What the task asks
Could you find every line in the entries below that holds the word "timestamp" and copy it?
*** Supplied material ***
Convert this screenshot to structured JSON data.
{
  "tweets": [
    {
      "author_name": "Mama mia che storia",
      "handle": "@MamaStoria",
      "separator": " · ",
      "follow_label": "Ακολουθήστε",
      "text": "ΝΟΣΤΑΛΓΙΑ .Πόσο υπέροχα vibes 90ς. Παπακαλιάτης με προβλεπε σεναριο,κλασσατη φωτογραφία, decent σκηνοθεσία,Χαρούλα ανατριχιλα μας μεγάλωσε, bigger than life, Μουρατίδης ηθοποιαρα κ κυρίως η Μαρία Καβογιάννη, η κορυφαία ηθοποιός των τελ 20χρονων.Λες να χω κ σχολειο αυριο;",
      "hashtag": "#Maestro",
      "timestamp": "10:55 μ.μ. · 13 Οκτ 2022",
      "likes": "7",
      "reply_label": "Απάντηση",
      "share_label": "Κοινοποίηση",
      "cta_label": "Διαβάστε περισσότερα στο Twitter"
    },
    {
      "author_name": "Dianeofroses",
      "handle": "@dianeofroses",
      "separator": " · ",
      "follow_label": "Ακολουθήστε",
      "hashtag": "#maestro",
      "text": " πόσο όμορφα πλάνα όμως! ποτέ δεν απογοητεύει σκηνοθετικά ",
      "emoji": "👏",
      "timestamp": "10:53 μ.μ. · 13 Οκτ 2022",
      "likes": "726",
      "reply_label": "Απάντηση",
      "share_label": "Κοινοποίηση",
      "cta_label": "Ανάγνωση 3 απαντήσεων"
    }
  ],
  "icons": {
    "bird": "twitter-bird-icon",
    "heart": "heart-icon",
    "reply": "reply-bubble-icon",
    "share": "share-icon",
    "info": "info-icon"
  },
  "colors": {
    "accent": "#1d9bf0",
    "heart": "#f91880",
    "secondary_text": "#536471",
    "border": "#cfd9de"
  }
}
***
Answer to this exercise
      "timestamp": "10:55 μ.μ. · 13 Οκτ 2022",
      "timestamp": "10:53 μ.μ. · 13 Οκτ 2022",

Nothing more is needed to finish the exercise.